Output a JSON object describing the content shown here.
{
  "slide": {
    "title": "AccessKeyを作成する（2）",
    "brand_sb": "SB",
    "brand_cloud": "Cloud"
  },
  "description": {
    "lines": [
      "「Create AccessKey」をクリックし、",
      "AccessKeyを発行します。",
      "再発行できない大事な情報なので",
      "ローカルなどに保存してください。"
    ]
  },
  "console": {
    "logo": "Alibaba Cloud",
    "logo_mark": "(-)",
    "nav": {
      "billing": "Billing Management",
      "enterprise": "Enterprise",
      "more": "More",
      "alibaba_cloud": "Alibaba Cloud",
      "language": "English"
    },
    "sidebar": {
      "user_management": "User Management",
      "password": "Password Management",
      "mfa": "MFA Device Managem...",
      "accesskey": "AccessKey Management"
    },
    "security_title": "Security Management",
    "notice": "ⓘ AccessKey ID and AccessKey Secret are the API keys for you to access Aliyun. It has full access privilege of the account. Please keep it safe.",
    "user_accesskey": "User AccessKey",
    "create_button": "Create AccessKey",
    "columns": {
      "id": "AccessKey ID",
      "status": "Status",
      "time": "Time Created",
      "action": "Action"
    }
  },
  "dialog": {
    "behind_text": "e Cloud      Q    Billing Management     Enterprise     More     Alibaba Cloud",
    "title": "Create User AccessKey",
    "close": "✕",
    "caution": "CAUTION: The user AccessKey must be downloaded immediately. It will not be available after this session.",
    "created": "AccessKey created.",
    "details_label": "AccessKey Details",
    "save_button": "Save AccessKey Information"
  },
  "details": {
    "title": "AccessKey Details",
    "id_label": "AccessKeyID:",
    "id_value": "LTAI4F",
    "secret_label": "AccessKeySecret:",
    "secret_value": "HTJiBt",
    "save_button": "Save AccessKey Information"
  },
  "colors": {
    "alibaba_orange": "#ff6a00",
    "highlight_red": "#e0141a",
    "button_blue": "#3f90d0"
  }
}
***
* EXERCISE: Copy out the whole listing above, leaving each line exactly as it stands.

* OUTPUT OF THE TASK:
Output a JSON object describing the content shown here.
{
  "slide": {
    "title": "AccessKeyを作成する（2）",
    "brand_sb": "SB",
    "brand_cloud": "Cloud"
  },
  "description": {
    "lines": [
      "「Create AccessKey」をクリックし、",
      "AccessKeyを発行します。",
      "再発行できない大事な情報なので",
      "ローカルなどに保存してください。"
    ]
  },
  "console": {
    "logo": "Alibaba Cloud",
    "logo_mark": "(-)",
    "nav": {
      "billing": "Billing Management",
      "enterprise": "Enterprise",
      "more": "More",
      "alibaba_cloud": "Alibaba Cloud",
      "language": "English"
    },
    "sidebar": {
      "user_management": "User Management",
      "password": "Password Management",
      "mfa": "MFA Device Managem...",
      "accesskey": "AccessKey Management"
    },
    "security_title": "Security Management",
    "notice": "ⓘ AccessKey ID and AccessKey Secret are the API keys for you to access Aliyun. It has full access privilege of the account. Please keep it safe.",
    "user_accesskey": "User AccessKey",
    "create_button": "Create AccessKey",
    "columns": {
      "id": "AccessKey ID",
      "status": "Status",
      "time": "Time Created",
      "action": "Action"
    }
  },
  "dialog": {
    "behind_text": "e Cloud      Q    Billing Management     Enterprise     More     Alibaba Cloud",
    "title": "Create User AccessKey",
    "close": "✕",
    "caution": "CAUTION: The user AccessKey must be downloaded immediately. It will not be available after this session.",
    "created": "AccessKey created.",
    "details_label": "AccessKey Details",
    "save_button": "Save AccessKey Information"
  },
  "details": {
    "title": "AccessKey Details",
    "id_label": "AccessKeyID:",
    "id_value": "LTAI4F",
    "secret_label": "AccessKeySecret:",
    "secret_value": "HTJiBt",
    "save_button": "Save AccessKey Information"
  },
  "colors": {
    "alibaba_orange": "#ff6a00",
    "highlight_red": "#e0141a",
    "button_blue": "#3f90d0"
  }
}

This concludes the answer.